The panel was moderated by Bowdoin’s Associate Professor of Africana Studies Judith Casselberry. 

Many students attended the event as part of various Africana Studies courses they are currently taking. 

Lillian Saunders ’20 is currently enrolled in Introduction to Africana Studies. 

“I thought it was great. I had never heard of Flo Kennedy and [Hedgeman] so it was great to learn some new things,” she said. “I think it’s important because so few people know about them and I think we need to be aware of everyone that was involved in such a big movement in our country.” 

Other students came to supplement their classroom education. 

“I love these kinds of things that are learning experiences for me outside of the classroom,” said Kama Jones-El ’17. “This is stuff I don’t get in the classroom. I’m not an Africana Studies major or minor. I take some of the classes. Even some of the classes can’t cover everything so it’s a really cool thing to take advantage of.” 

The panelists have each recently published books on the women they discussed. Scanlon wrote about Hedgeman, Theoharis wrote about Parks and Randolf wrote about Kennedy. 

The panel opened with the professors detailing the lives of the women, each of whom had distinct legacies. 

Hedgeman was involved in civil rights efforts spanning the Jim Crow South and the 1960s. She was the only female organizer for the 1963 March on Washington, and was responsible for getting over 40,000 white people to participate in the march.
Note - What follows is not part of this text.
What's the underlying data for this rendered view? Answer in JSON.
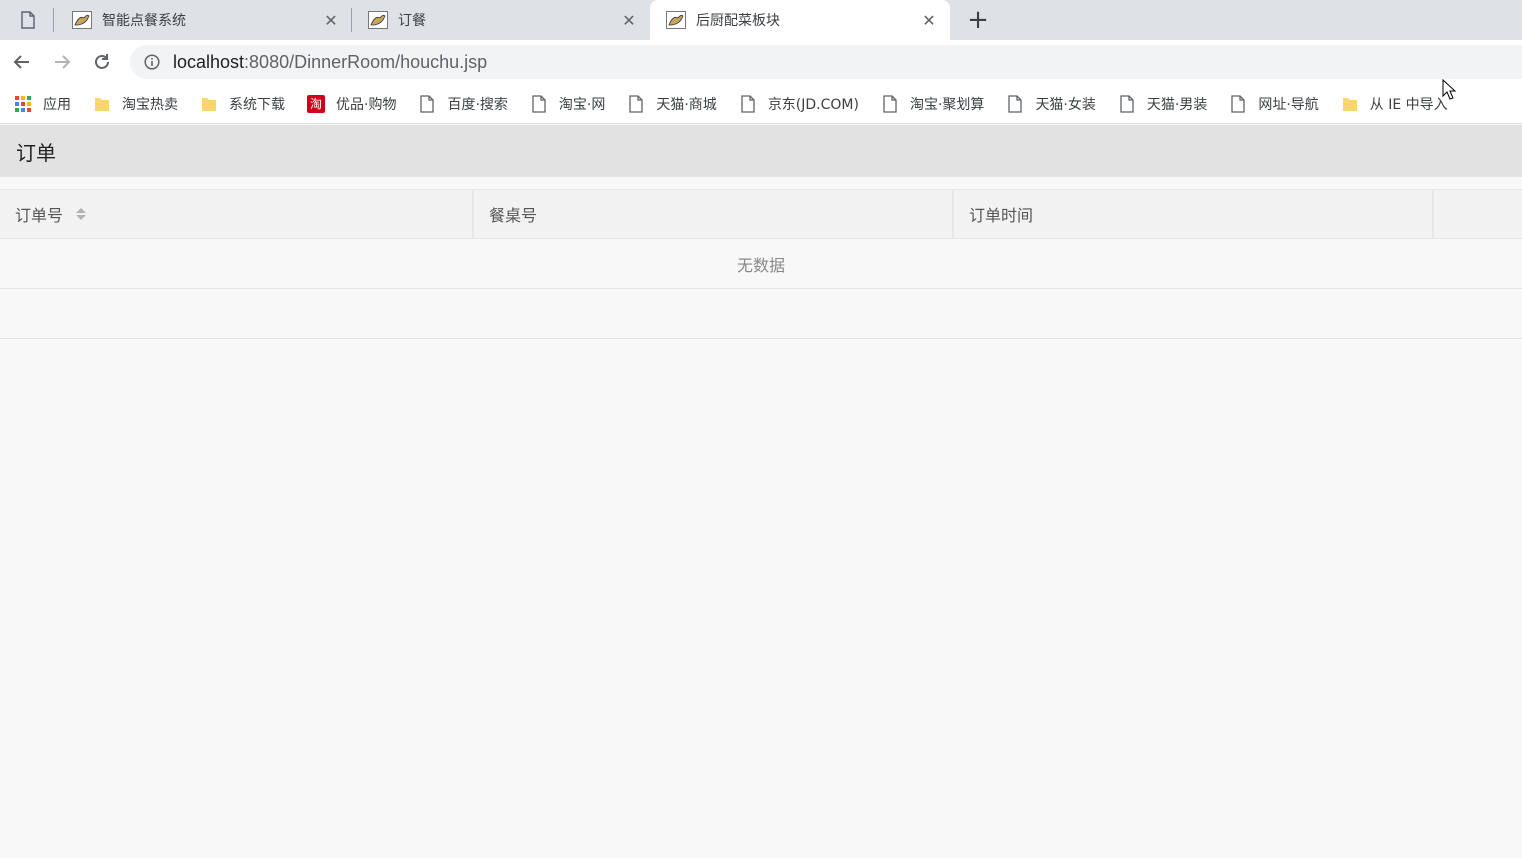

Kennedy was a black feminist who used intersectionality in activism and was involved in black and feminist protests throughout the 20th century. She was also a prominent lawyer who assisted activists like Assata Shakur and other Black Panthers.   

Although Rosa Parks is more widely recognized, Theoharis says that most know about only one small chunk of her much longer activist narrative. Theoharis talked about her own book, much of which centered on Parks’ life in Detroit after the Montgomery Bus Boycott of 1955-1956. 

The panel also focused on the contributions of these women to the current narrative involving issues of race and social justice movements. 

Theoharis and Scanlon said that both Parks and Hedgeman showed an incredible amount of perseverance that can also be seen in modern movements. Randolph said that Kennedy was able to seize media attention and direct the narrative in a manner similar to the current strategies of Black Lives Matter activists. 

The panel was organized by Associate Professor of Africana Studies and History and Director of the Africana Studies Program Brian Purnell, following a panel last year that celebrated the launch of Scanlon’s biography of Hedgeman. 

Purnell shared his though process in an email to the Orient.

“‘Wouldn’t it be exciting,’ I said, ‘to bring together two other historians who, along with Dean Scanlon, have contributed noteworthy biographies to this dynamic field of history?’” he wrote. 

During the question and answer portion, Justin Pearson ’17 asked the panelists how individuals can deal with the erasure of these black women’s stories, which led Scanlon to encourage the audience to become historians. 

Scanlon said that the questions that students ask today differ from those that others have asked before, which creates a fuller picture of important movements.

“It’s about the questions you ask,” Scanlon said. “Keep asking.”